I was there to talk about Manchester’s experiences from working in the city and through EU-funded climate research and innovation projects such as GrowGreen (www.growgreenproject.eu). The discussions were as stimulating and inspiring as you’d expect with people like the Mayor of Vancouver, Gregor Robertson, the Mayor of Malmö, Katrin Stjernfeldt Jammeh and the ex-Mayor of Portland, Samuel Adams.
As generous payment for our contributions, I took away three key messages for Manchester:
1) Adopt a science-based carbon-budget that is aligned with the Paris Agreement – the Manchester Climate Change Board will be discussing this at their next meeting on 19th June 2018 (minutes to follow here).
2) Establish governance structures so citizens and organisations can contribute to local climate change policy development and implementation – this has been at the heart of Manchester’s approach to climate change policy since the development of the Manchester: A Certain Future strategy in 2009, and continues to be championed by the city’s new climate change board.
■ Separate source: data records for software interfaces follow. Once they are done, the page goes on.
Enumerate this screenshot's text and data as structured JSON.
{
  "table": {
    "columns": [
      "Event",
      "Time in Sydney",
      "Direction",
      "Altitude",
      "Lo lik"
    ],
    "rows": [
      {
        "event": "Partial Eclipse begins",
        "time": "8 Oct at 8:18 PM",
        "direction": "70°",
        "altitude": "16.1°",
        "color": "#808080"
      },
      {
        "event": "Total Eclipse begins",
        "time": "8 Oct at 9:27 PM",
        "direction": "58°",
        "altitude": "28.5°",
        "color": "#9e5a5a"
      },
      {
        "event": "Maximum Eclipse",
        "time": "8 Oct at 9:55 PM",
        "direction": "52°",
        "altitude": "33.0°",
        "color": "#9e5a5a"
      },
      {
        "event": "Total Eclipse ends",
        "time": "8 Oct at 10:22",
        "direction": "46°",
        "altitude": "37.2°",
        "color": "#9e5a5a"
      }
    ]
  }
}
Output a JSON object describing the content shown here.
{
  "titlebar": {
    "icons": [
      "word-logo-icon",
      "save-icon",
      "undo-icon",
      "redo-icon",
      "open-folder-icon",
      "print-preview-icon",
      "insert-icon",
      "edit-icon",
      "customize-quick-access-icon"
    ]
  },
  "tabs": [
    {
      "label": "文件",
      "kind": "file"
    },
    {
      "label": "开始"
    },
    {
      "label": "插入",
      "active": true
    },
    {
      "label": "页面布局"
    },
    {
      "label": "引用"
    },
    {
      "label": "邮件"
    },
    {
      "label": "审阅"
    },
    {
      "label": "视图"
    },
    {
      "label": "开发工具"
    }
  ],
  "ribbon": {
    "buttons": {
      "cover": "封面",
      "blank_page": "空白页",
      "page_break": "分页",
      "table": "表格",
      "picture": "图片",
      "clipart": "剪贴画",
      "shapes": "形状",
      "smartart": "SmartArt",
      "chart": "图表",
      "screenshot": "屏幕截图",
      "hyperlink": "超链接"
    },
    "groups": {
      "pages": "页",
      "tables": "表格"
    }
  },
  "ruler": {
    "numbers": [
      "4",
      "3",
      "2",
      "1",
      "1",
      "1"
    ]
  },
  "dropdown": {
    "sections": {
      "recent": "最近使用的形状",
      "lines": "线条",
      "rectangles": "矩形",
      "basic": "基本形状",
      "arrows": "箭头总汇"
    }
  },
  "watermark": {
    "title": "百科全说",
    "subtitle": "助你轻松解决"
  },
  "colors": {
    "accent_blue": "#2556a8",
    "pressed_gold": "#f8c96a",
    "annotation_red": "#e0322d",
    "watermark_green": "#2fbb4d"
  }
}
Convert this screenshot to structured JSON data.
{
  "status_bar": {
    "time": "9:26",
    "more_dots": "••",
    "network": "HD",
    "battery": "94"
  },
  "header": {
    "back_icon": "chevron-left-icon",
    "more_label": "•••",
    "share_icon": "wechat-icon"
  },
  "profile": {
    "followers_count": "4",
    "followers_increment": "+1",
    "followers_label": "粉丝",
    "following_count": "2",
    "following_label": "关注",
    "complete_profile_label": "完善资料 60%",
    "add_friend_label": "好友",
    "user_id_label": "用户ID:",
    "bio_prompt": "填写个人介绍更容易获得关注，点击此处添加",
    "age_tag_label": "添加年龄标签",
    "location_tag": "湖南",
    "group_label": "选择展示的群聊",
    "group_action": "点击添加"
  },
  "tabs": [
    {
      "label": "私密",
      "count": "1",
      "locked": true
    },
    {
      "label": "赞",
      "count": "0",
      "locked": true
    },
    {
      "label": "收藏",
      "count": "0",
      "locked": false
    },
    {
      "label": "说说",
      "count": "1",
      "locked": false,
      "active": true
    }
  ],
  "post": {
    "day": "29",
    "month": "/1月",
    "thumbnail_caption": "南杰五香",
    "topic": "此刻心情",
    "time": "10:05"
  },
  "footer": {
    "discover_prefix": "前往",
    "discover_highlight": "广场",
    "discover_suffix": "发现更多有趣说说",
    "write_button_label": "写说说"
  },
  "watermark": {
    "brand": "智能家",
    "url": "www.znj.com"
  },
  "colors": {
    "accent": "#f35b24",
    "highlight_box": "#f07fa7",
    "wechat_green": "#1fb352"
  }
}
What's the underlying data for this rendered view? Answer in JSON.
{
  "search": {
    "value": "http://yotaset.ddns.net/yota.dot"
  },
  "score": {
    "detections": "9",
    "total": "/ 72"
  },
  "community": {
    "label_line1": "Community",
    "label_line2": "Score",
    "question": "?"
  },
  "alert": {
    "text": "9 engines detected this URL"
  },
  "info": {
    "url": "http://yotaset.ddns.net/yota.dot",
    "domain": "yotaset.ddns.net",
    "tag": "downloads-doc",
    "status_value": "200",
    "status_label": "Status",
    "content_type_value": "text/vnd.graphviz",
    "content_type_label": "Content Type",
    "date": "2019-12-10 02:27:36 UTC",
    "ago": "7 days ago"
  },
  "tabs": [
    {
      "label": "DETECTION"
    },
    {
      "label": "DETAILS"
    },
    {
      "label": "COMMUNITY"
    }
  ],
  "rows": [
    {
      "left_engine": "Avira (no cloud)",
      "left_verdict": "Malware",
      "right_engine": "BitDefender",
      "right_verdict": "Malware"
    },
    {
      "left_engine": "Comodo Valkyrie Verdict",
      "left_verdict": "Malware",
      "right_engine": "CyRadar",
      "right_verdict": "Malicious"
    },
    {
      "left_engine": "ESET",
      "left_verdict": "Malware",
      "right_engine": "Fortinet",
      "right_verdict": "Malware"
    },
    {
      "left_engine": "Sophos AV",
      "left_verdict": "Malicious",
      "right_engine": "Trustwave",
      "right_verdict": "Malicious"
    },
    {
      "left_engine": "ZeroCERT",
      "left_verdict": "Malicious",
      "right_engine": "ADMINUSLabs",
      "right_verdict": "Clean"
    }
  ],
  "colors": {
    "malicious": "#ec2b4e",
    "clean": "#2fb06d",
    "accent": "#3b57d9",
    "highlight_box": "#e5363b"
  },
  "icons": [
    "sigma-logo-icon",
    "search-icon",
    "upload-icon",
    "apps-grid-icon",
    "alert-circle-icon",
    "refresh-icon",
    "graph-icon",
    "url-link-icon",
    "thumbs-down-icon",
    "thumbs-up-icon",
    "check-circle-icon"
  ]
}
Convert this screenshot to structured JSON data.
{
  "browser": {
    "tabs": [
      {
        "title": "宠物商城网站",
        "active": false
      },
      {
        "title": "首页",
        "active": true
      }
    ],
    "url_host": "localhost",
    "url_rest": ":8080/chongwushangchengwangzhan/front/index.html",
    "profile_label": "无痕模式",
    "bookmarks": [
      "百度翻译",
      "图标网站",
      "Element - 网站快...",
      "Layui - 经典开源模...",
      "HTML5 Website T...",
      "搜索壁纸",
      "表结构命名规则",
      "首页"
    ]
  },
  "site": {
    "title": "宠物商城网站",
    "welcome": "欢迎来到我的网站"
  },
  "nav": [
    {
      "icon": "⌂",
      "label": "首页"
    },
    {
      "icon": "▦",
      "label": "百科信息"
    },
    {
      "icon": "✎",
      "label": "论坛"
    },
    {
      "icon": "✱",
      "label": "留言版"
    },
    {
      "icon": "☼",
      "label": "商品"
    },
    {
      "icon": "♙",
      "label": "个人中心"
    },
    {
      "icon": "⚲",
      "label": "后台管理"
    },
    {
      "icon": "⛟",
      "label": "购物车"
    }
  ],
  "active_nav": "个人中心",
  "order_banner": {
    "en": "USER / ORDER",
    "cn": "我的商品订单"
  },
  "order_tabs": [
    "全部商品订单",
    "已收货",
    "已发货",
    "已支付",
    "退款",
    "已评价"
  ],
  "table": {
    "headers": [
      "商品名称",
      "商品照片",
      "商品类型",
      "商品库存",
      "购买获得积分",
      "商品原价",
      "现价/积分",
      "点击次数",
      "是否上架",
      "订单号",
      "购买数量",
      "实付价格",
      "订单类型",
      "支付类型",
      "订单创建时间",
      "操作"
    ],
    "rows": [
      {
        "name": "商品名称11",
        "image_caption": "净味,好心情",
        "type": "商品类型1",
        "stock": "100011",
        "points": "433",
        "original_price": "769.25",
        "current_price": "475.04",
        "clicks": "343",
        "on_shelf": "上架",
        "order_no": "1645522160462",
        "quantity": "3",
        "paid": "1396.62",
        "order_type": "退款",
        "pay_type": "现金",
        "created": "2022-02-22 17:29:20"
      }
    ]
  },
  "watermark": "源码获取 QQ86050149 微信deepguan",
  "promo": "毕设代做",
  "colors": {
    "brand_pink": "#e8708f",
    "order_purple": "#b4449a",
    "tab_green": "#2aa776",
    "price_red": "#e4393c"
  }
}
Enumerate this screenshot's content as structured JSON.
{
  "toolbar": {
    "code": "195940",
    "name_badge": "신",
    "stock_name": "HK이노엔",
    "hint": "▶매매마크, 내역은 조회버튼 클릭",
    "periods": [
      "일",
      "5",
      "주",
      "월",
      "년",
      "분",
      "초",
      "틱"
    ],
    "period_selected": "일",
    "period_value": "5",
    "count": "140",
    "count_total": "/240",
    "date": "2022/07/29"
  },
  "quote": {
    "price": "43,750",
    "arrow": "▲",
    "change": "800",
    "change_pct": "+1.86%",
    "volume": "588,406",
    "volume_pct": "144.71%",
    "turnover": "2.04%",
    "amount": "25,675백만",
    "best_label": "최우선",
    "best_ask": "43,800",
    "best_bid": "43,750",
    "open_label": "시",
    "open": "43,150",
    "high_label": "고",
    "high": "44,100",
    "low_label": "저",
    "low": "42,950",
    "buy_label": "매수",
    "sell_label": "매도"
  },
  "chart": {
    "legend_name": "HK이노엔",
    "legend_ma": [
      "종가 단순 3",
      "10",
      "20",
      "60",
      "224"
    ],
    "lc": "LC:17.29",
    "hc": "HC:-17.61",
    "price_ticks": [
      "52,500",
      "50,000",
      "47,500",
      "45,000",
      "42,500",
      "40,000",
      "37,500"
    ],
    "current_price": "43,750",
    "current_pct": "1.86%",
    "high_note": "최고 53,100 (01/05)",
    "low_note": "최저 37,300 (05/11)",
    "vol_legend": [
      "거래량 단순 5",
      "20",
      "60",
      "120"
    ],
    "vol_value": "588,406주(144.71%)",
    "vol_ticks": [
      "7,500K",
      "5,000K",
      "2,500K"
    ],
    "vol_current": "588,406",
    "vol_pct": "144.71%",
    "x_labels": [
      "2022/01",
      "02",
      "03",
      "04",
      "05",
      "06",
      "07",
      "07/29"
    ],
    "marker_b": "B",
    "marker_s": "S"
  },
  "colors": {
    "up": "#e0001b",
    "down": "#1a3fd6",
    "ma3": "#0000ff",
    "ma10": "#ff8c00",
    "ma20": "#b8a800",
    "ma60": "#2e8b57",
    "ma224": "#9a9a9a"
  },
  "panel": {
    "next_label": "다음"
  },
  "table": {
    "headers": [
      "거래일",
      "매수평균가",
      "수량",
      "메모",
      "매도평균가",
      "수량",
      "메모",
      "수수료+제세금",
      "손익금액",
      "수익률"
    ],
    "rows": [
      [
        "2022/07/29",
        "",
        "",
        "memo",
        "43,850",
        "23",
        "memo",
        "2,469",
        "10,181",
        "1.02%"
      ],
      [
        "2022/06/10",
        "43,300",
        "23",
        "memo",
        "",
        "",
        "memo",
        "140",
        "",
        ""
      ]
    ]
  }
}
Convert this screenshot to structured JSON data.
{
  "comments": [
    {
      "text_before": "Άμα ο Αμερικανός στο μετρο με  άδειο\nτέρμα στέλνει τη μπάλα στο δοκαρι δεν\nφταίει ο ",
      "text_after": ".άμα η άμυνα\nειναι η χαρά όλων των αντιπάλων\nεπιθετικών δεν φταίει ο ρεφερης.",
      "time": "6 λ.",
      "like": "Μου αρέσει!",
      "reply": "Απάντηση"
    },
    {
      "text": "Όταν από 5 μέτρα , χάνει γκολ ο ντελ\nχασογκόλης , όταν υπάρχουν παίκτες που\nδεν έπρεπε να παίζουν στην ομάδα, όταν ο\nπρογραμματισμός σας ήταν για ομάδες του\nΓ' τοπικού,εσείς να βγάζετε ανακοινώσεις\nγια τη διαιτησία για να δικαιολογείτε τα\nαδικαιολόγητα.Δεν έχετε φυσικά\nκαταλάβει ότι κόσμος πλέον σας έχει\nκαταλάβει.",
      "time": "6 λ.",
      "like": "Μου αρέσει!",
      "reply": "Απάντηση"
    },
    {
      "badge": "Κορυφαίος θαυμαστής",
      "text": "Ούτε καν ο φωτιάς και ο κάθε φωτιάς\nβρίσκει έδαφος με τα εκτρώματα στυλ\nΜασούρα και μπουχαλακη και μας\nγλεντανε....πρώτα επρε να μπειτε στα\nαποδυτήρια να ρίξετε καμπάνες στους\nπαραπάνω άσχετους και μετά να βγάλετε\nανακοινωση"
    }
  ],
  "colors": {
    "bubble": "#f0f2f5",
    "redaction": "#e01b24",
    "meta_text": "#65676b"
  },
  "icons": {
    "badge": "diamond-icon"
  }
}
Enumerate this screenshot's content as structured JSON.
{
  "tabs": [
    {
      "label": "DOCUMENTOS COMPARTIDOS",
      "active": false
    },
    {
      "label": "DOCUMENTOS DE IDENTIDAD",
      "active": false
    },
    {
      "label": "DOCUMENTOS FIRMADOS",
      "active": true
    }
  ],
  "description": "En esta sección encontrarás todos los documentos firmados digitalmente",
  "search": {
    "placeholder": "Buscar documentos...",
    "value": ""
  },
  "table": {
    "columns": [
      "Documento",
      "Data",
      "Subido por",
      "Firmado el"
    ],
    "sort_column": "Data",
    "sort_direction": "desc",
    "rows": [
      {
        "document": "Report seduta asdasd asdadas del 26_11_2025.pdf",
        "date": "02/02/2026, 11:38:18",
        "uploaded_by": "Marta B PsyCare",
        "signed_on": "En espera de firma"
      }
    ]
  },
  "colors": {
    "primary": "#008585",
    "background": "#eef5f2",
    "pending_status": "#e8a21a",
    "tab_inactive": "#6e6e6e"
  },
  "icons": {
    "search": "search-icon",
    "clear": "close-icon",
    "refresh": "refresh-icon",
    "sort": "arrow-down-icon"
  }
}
3) When Manchester delivers pilots and demonstration projects we also need to create business models and funding strategies to rapidly apply and up-scale what we have learned – we have already built this in to the GrowGreen project (led by Manchester City Council and Manchester Climate Change Agency) but we will need this to become core business as the city moves forward. (Further information on some of our key projects is here)
Exactly what the outcomes from the Roundtable are, we will find out later in the year. For now though, this was another international event that Manchester has been invited to, to share our experiences and learn from others. That says a lot about our reputation with key partners like the European Commission and the Global Covenant of Mayors. Whatever happens in March 2019, these are relationships that Manchester must work hard to keep, in whatever form we can. And I’m pleased to say, it’s work that the Climate Change Agency is very much committed to being part of.
Edmonton Declaration for Cities:
Global Covenant of Mayors:
Manchester Climate Change Agency is a Carbon Literate Organisation and is committed to understanding and managing the environmental impact of our activities. We are currently at the ‘understanding’ stage of this work, with details on how we will manage the impact to follow. The CO2 emissions from the flights to this event were 243.6kg, calculated using the ICAO (International Civil Aviation Organisation) carbon emissions calculator.